For her part, Devorah Freudiger doesn’t want to hide from the less savory sides of this neighborhood. Equator want to be an active, engaged part of the community, looking out for what’s best for everyone—neighbors and customers alike.
Once considered a wasteland of abandoned buildings and crime, recent Market Street move-ins by tech companies like Twitter and Uber have upped this part of San Francisco’s profile, creating an ideal customer base for specialty coffee brands like Equator (Blue Bottle and Paramo will open spots in Mid-Market later in the year). “This is where tourists should come,” Freudiger says. “Market should be a street that you want to walk from The Castro to The Embarcadero.”
And Freudiger wants Equator to be the coffee shop that treats them along the way, where everyone feels comfortable stopping in to place an order. To buoy this idea, Equator is happily serving a variety of specialty drinks, including a house soda bar, as well as an almost entirely gluten-free food program featuring arepas and fried chicken wraps. Also on the menu is a classic shakerato: a shot of espresso, some cream, a little brown sugar and ice, shaken till frothy. It’s like ‘drinking ice cream,’ Freudiger says. “We want to offer a menu that appeals to fans of Starbucks and Peet’s,” she tells me, but with “high quality and organic” ingredients.
This devotion to accessibility is twinned with modern coffee equipment. The space is anchored by a gleaming white La Marzocco FB-70 espresso machine, served by a trio of Nuova Simonelli Mythos grinders. A Fetco batch brew system and Hario V60 pour-over bar provide filter coffee options to compliment the espresso service.
Freudiger & Equator are dead-set on bringing great coffee to anyone and everyone, and that includes their staff. To that end, they’ve hired a diverse team of both experienced baristas and brand new faces to the speciality coffee scene. The goal, she tells me, is to create a staff environment that fosters communication about coffee and accessibility, “without coming across as condescending.” It’s a noble cause, and judging by the steady line of customers on opening day, it seems like Freudiger and Equator Coffee are well on their way.

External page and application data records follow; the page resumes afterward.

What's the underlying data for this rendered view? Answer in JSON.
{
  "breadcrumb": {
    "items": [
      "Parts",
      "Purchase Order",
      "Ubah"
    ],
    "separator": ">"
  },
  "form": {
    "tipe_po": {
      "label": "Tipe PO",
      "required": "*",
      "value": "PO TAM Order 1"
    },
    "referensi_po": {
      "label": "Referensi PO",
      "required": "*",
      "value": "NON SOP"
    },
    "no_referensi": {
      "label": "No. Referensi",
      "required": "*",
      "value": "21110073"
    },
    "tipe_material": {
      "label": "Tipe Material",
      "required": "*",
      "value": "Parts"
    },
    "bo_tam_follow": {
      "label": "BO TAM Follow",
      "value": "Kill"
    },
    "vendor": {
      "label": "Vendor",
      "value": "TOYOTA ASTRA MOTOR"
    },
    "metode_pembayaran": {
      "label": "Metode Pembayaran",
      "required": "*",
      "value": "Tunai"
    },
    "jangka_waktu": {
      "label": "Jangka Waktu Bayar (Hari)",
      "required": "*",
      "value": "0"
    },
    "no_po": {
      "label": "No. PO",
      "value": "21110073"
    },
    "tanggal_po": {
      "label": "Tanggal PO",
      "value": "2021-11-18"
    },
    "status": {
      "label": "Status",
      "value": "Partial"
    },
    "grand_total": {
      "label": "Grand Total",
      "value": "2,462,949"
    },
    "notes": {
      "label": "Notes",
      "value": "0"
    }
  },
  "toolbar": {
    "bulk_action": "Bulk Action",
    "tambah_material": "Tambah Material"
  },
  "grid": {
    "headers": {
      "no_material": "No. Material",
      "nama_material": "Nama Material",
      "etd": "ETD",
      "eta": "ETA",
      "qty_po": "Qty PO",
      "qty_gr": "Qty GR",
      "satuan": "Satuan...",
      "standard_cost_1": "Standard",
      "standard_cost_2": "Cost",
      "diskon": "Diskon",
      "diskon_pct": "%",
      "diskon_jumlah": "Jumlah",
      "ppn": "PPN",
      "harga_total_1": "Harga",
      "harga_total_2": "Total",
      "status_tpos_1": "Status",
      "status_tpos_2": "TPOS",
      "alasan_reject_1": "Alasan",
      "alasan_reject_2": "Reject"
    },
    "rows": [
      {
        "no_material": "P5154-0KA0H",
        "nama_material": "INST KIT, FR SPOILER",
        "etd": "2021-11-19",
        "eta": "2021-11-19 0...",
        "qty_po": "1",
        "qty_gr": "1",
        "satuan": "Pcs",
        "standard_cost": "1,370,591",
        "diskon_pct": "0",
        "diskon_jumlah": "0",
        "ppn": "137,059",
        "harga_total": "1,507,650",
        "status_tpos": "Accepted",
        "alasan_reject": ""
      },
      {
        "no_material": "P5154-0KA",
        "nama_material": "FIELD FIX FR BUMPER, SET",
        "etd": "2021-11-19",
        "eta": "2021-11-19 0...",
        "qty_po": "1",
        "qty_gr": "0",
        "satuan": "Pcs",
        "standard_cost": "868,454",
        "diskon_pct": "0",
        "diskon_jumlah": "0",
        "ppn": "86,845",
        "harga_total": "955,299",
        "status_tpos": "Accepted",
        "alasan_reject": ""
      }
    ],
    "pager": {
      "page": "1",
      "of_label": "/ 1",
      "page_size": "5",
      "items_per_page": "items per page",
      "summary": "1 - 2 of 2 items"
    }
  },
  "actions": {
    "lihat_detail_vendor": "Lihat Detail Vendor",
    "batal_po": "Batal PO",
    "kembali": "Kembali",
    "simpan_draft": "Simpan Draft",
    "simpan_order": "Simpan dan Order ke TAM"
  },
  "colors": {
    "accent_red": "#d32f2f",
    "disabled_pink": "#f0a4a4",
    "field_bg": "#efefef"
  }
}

Noah Sanders is a Sprudge.com staff writer based in San Francisco, and a contributor to SF Weekly & The Bold Italic. Read more Noah Sanders on Sprudge.